69 Scientists Call for Careful Regulation of Genome Editing
70 We Saw Two New Scenes from Teenage Mutant Ninja Turtles - IGN
71 Watch an AlphaDog robot venture into (simulated) battle for the first time
72 Floret Is A Gamified Dating App For Virtual Romance | TechCrunch
73 159 Awesome Android Apps for Summer 2014
74 LinkedIn Acquires Newsle To Deliver More Relevant News About Your Connections | TechCrunch
75 PC Dominates Gaming Hardware Sales - IGN
76 Crown of the Sunken King - Dark Souls II Wiki Guide - IGN
77 Lying commies
78 Fujifilm Instax Share SP-1 printer review - CNET
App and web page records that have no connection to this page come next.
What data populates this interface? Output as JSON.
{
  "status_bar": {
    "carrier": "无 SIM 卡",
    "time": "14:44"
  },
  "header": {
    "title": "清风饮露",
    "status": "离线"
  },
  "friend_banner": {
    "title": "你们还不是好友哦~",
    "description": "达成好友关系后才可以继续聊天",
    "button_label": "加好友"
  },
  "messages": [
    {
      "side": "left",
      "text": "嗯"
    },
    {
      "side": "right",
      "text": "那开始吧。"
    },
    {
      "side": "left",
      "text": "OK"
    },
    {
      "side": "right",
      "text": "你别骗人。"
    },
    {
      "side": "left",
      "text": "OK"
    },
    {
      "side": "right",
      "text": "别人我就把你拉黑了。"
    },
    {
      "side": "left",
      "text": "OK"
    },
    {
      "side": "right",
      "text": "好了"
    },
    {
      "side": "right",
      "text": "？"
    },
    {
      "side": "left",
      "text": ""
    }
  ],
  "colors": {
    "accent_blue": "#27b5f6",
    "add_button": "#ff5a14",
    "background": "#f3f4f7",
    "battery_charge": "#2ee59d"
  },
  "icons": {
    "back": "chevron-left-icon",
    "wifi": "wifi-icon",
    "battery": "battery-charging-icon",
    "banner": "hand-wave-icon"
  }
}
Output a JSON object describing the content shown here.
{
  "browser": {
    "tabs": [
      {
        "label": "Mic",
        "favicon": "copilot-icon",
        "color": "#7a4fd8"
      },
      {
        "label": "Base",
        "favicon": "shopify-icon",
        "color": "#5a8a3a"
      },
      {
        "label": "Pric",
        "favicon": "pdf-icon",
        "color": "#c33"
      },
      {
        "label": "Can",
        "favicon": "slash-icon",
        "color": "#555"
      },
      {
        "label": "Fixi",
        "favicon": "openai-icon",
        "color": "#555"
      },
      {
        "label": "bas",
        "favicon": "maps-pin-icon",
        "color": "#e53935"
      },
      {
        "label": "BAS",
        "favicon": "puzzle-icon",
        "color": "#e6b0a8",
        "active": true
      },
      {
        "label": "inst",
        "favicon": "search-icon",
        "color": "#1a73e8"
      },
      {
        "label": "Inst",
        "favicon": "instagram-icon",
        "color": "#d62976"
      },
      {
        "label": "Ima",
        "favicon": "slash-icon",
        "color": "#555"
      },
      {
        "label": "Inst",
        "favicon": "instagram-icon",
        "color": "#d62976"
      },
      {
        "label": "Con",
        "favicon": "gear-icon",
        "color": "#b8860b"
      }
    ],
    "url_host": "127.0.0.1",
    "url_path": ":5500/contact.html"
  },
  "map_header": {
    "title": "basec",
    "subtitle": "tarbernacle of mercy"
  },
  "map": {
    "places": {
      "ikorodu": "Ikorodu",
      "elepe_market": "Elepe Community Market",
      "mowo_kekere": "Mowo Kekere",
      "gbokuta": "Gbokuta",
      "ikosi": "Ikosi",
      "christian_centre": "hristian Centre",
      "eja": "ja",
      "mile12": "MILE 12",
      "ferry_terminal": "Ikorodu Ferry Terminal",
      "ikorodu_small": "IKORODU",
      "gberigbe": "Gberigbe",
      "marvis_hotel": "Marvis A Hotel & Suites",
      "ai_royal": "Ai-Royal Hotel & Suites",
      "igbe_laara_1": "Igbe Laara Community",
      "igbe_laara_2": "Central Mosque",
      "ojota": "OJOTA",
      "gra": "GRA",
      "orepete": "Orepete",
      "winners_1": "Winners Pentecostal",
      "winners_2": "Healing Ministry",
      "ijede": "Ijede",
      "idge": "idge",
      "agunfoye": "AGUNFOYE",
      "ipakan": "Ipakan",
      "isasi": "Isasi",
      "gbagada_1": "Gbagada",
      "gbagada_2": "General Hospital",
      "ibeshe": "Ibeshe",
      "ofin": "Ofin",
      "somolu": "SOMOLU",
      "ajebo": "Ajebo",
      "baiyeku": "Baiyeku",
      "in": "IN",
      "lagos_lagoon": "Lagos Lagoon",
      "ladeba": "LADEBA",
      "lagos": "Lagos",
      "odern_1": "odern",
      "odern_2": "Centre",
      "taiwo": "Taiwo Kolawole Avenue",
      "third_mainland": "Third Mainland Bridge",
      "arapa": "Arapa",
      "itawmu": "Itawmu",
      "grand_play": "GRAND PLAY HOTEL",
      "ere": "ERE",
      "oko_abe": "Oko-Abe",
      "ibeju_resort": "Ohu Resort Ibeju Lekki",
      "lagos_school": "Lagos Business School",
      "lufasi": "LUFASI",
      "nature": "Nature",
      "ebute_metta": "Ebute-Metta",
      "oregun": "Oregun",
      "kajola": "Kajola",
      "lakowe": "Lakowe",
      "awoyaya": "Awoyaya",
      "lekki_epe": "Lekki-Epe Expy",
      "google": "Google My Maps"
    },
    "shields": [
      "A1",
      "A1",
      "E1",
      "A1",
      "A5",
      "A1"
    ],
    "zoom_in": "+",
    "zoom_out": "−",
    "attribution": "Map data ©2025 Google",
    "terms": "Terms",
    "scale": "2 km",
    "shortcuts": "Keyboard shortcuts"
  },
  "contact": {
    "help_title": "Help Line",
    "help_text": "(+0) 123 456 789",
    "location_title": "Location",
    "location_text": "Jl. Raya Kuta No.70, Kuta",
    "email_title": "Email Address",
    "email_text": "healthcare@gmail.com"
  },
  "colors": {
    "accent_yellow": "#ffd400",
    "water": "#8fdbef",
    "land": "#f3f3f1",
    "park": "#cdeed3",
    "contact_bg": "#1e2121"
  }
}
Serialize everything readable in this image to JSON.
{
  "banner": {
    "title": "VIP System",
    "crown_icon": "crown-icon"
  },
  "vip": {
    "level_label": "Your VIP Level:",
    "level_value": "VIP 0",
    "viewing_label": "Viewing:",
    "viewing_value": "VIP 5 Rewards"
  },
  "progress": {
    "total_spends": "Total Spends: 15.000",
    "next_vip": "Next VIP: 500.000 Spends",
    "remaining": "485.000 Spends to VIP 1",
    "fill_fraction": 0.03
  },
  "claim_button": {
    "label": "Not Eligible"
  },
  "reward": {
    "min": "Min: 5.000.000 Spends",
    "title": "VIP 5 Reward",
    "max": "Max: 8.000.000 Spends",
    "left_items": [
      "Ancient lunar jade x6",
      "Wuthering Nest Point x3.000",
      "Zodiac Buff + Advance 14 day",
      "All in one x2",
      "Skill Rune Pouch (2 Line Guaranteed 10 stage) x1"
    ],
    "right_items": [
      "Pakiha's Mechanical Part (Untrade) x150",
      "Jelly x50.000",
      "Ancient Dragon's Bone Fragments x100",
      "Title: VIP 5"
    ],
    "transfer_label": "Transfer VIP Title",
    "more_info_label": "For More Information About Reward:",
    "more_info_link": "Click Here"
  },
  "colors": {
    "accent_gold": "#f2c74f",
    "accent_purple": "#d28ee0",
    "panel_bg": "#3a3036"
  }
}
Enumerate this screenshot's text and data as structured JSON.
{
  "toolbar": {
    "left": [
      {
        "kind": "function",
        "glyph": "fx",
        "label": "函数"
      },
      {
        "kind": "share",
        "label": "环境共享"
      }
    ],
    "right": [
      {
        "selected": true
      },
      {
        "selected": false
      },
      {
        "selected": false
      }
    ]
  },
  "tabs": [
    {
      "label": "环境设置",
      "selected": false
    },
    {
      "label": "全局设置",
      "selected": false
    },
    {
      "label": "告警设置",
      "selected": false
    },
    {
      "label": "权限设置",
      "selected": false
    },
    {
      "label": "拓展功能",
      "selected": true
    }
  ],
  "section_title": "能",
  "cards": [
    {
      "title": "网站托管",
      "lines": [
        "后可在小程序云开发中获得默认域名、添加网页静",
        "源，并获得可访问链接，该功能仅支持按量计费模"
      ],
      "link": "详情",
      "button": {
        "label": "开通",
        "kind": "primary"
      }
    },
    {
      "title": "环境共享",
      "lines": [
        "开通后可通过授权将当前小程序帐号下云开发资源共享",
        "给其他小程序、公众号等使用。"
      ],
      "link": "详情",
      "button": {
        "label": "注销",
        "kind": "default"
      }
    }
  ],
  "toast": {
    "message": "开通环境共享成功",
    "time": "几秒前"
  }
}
79 Live Updates on MH17: Confusion Surrounds Black Box Location
80 Wear part of the Starship Enterprise on your wrist - CNET
81 Documentary Photography and Photojournalism: Still Images of a World in Motion
82 Filecoin is a data storage network and electronic currency based on Bitcoin.
83 Verizon Is Twitter-Stalking Competitors' Angry Customers
84 No signal? GoTenna has a messaging gadget that will work in the middle of nowhere
85 Google Enlists Novartis To Ship Glucose-Sensing And Autofocus Smart Contact Lenses In As Little As 5 Years | TechCrunch
86 Samsung In Talks To Scoop Up SmartThings For Around $200 Million | TechCrunch
87 Start Before You're Ready, Really
88 Tight squeeze? Squishy robots could go from hard to soft - CNET
89 London WW2 bomb shelter reclaimed for underground farming (pictures) - CNET
90 An Open Letter To Janet Yellen: Is There A Biotech Bubble?
91 The 12 Best Toys Of Tech's Wealthiest Executives
92 Kim Kardashian May Make $85 Million From Her Video Game
93 Yellen Fire In The Biotech Theater
94 THE PROGRAMMATIC ADVERTISING REPORT: Mobile, Video, and Real-Time Bidding Will Catapult Programmatic Ad Spend